#### PROBLEM DETAILS:
All entries shown below should be duplicated character for character.
........
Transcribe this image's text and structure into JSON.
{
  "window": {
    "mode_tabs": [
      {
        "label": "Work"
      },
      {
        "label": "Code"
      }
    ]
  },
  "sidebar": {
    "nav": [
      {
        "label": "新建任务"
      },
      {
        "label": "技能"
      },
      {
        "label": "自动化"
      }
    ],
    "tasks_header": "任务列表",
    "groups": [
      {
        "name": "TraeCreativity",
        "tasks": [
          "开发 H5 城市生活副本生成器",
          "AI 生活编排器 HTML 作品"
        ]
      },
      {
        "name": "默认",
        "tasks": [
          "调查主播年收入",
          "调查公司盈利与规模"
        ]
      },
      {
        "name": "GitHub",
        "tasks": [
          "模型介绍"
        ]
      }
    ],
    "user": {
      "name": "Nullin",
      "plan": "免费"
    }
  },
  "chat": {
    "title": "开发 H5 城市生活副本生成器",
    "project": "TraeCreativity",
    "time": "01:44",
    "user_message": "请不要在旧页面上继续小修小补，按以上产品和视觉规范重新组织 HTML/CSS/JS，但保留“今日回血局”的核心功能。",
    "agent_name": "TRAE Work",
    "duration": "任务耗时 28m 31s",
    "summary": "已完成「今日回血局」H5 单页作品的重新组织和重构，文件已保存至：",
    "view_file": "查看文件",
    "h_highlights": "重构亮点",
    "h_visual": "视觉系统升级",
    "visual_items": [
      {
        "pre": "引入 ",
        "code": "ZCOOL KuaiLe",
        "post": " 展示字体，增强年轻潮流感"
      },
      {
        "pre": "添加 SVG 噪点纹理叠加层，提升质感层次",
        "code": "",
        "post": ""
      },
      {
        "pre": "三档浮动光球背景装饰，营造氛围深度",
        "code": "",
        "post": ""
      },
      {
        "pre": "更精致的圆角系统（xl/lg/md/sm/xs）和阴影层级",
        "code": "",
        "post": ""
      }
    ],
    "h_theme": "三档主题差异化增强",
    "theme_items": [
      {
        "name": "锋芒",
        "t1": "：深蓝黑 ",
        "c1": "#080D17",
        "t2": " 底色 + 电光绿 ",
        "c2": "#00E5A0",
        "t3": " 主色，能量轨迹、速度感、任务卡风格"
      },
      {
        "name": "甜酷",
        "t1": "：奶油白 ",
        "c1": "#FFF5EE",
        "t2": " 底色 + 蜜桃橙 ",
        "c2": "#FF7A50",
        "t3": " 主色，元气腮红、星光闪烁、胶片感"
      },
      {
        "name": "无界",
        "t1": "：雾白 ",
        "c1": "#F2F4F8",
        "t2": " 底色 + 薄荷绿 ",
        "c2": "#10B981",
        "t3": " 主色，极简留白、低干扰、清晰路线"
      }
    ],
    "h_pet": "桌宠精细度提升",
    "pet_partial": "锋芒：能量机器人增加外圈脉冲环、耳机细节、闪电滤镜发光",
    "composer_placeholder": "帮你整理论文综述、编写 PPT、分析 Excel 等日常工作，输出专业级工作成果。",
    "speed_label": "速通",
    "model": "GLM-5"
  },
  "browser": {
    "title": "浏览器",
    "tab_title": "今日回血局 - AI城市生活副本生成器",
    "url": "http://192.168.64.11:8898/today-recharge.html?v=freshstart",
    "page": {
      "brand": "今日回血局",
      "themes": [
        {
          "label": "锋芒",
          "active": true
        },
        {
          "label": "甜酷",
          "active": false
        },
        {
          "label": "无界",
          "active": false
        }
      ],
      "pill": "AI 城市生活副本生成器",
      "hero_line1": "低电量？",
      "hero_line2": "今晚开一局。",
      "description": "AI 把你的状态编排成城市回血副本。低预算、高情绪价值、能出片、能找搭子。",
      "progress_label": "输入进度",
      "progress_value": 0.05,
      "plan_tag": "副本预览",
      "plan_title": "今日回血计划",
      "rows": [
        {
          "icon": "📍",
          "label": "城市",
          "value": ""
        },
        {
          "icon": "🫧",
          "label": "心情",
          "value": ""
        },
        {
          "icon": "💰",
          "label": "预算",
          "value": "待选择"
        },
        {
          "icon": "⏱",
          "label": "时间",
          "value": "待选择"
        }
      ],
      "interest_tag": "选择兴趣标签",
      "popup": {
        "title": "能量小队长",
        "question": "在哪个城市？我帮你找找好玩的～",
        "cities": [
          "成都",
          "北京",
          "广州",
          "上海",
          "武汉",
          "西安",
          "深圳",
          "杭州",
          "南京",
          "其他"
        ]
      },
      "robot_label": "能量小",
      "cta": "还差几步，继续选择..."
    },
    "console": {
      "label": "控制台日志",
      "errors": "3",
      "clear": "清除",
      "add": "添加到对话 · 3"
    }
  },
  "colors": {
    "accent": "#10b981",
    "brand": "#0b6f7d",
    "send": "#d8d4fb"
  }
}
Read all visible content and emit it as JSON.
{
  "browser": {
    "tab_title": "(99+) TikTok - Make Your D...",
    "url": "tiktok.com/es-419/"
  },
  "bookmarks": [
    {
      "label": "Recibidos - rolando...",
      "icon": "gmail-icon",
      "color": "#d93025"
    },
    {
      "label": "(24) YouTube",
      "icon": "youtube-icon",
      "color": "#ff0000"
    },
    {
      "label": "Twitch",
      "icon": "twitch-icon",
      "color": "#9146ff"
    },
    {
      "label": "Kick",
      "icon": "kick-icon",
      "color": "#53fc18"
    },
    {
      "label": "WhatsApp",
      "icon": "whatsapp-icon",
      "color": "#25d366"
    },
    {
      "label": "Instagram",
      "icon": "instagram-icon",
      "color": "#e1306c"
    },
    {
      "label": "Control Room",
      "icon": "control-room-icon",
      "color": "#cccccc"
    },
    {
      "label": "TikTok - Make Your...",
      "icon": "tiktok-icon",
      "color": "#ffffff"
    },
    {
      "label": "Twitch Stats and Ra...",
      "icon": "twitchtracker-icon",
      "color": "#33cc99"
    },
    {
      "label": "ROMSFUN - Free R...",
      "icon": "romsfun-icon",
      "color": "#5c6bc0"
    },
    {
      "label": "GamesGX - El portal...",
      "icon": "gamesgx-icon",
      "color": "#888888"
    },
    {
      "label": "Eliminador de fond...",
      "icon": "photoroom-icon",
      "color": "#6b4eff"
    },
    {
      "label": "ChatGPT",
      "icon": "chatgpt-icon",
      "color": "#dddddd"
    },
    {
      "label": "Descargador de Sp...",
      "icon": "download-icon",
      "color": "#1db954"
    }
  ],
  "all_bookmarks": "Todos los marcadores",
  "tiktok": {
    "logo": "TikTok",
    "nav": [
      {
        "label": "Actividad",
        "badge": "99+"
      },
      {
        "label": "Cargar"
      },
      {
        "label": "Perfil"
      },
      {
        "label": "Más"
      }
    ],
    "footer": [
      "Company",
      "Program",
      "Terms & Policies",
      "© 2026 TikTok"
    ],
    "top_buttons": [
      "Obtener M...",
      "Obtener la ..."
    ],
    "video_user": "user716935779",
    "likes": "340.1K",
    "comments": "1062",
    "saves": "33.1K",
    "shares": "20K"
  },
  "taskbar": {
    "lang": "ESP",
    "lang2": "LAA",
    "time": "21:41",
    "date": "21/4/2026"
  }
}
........
#### ANSWER BELOW:
Transcribe this image's text and structure into JSON.
{
  "window": {
    "mode_tabs": [
      {
        "label": "Work"
      },
      {
        "label": "Code"
      }
    ]
  },
  "sidebar": {
    "nav": [
      {
        "label": "新建任务"
      },
      {
        "label": "技能"
      },
      {
        "label": "自动化"
      }
    ],
    "tasks_header": "任务列表",
    "groups": [
      {
        "name": "TraeCreativity",
        "tasks": [
          "开发 H5 城市生活副本生成器",
          "AI 生活编排器 HTML 作品"
        ]
      },
      {
        "name": "默认",
        "tasks": [
          "调查主播年收入",
          "调查公司盈利与规模"
        ]
      },
      {
        "name": "GitHub",
        "tasks": [
          "模型介绍"
        ]
      }
    ],
    "user": {
      "name": "Nullin",
      "plan": "免费"
    }
  },
  "chat": {
    "title": "开发 H5 城市生活副本生成器",
    "project": "TraeCreativity",
    "time": "01:44",
    "user_message": "请不要在旧页面上继续小修小补，按以上产品和视觉规范重新组织 HTML/CSS/JS，但保留“今日回血局”的核心功能。",
    "agent_name": "TRAE Work",
    "duration": "任务耗时 28m 31s",
    "summary": "已完成「今日回血局」H5 单页作品的重新组织和重构，文件已保存至：",
    "view_file": "查看文件",
    "h_highlights": "重构亮点",
    "h_visual": "视觉系统升级",
    "visual_items": [
      {
        "pre": "引入 ",
        "code": "ZCOOL KuaiLe",
        "post": " 展示字体，增强年轻潮流感"
      },
      {
        "pre": "添加 SVG 噪点纹理叠加层，提升质感层次",
        "code": "",
        "post": ""
      },
      {
        "pre": "三档浮动光球背景装饰，营造氛围深度",
        "code": "",
        "post": ""
      },
      {
        "pre": "更精致的圆角系统（xl/lg/md/sm/xs）和阴影层级",
        "code": "",
        "post": ""
      }
    ],
    "h_theme": "三档主题差异化增强",
    "theme_items": [
      {
        "name": "锋芒",
        "t1": "：深蓝黑 ",
        "c1": "#080D17",
        "t2": " 底色 + 电光绿 ",
        "c2": "#00E5A0",
        "t3": " 主色，能量轨迹、速度感、任务卡风格"
      },
      {
        "name": "甜酷",
        "t1": "：奶油白 ",
        "c1": "#FFF5EE",
        "t2": " 底色 + 蜜桃橙 ",
        "c2": "#FF7A50",
        "t3": " 主色，元气腮红、星光闪烁、胶片感"
      },
      {
        "name": "无界",
        "t1": "：雾白 ",
        "c1": "#F2F4F8",
        "t2": " 底色 + 薄荷绿 ",
        "c2": "#10B981",
        "t3": " 主色，极简留白、低干扰、清晰路线"
      }
    ],
    "h_pet": "桌宠精细度提升",
    "pet_partial": "锋芒：能量机器人增加外圈脉冲环、耳机细节、闪电滤镜发光",
    "composer_placeholder": "帮你整理论文综述、编写 PPT、分析 Excel 等日常工作，输出专业级工作成果。",
    "speed_label": "速通",
    "model": "GLM-5"
  },
  "browser": {
    "title": "浏览器",
    "tab_title": "今日回血局 - AI城市生活副本生成器",
    "url": "http://192.168.64.11:8898/today-recharge.html?v=freshstart",
    "page": {
      "brand": "今日回血局",
      "themes": [
        {
          "label": "锋芒",
          "active": true
        },
        {
          "label": "甜酷",
          "active": false
        },
        {
          "label": "无界",
          "active": false
        }
      ],
      "pill": "AI 城市生活副本生成器",
      "hero_line1": "低电量？",
      "hero_line2": "今晚开一局。",
      "description": "AI 把你的状态编排成城市回血副本。低预算、高情绪价值、能出片、能找搭子。",
      "progress_label": "输入进度",
      "progress_value": 0.05,
      "plan_tag": "副本预览",
      "plan_title": "今日回血计划",
      "rows": [
        {
          "icon": "📍",
          "label": "城市",
          "value": ""
        },
        {
          "icon": "🫧",
          "label": "心情",
          "value": ""
        },
        {
          "icon": "💰",
          "label": "预算",
          "value": "待选择"
        },
        {
          "icon": "⏱",
          "label": "时间",
          "value": "待选择"
        }
      ],
      "interest_tag": "选择兴趣标签",
      "popup": {
        "title": "能量小队长",
        "question": "在哪个城市？我帮你找找好玩的～",
        "cities": [
          "成都",
          "北京",
          "广州",
          "上海",
          "武汉",
          "西安",
          "深圳",
          "杭州",
          "南京",
          "其他"
        ]
      },
      "robot_label": "能量小",
      "cta": "还差几步，继续选择..."
    },
    "console": {
      "label": "控制台日志",
      "errors": "3",
      "clear": "清除",
      "add": "添加到对话 · 3"
    }
  },
  "colors": {
    "accent": "#10b981",
    "brand": "#0b6f7d",
    "send": "#d8d4fb"
  }
}
Read all visible content and emit it as JSON.
{
  "browser": {
    "tab_title": "(99+) TikTok - Make Your D...",
    "url": "tiktok.com/es-419/"
  },
  "bookmarks": [
    {
      "label": "Recibidos - rolando...",
      "icon": "gmail-icon",
      "color": "#d93025"
    },
    {
      "label": "(24) YouTube",
      "icon": "youtube-icon",
      "color": "#ff0000"
    },
    {
      "label": "Twitch",
      "icon": "twitch-icon",
      "color": "#9146ff"
    },
    {
      "label": "Kick",
      "icon": "kick-icon",
      "color": "#53fc18"
    },
    {
      "label": "WhatsApp",
      "icon": "whatsapp-icon",
      "color": "#25d366"
    },
    {
      "label": "Instagram",
      "icon": "instagram-icon",
      "color": "#e1306c"
    },
    {
      "label": "Control Room",
      "icon": "control-room-icon",
      "color": "#cccccc"
    },
    {
      "label": "TikTok - Make Your...",
      "icon": "tiktok-icon",
      "color": "#ffffff"
    },
    {
      "label": "Twitch Stats and Ra...",
      "icon": "twitchtracker-icon",
      "color": "#33cc99"
    },
    {
      "label": "ROMSFUN - Free R...",
      "icon": "romsfun-icon",
      "color": "#5c6bc0"
    },
    {
      "label": "GamesGX - El portal...",
      "icon": "gamesgx-icon",
      "color": "#888888"
    },
    {
      "label": "Eliminador de fond...",
      "icon": "photoroom-icon",
      "color": "#6b4eff"
    },
    {
      "label": "ChatGPT",
      "icon": "chatgpt-icon",
      "color": "#dddddd"
    },
    {
      "label": "Descargador de Sp...",
      "icon": "download-icon",
      "color": "#1db954"
    }
  ],
  "all_bookmarks": "Todos los marcadores",
  "tiktok": {
    "logo": "TikTok",
    "nav": [
      {
        "label": "Actividad",
        "badge": "99+"
      },
      {
        "label": "Cargar"
      },
      {
        "label": "Perfil"
      },
      {
        "label": "Más"
      }
    ],
    "footer": [
      "Company",
      "Program",
      "Terms & Policies",
      "© 2026 TikTok"
    ],
    "top_buttons": [
      "Obtener M...",
      "Obtener la ..."
    ],
    "video_user": "user716935779",
    "likes": "340.1K",
    "comments": "1062",
    "saves": "33.1K",
    "shares": "20K"
  },
  "taskbar": {
    "lang": "ESP",
    "lang2": "LAA",
    "time": "21:41",
    "date": "21/4/2026"
  }
}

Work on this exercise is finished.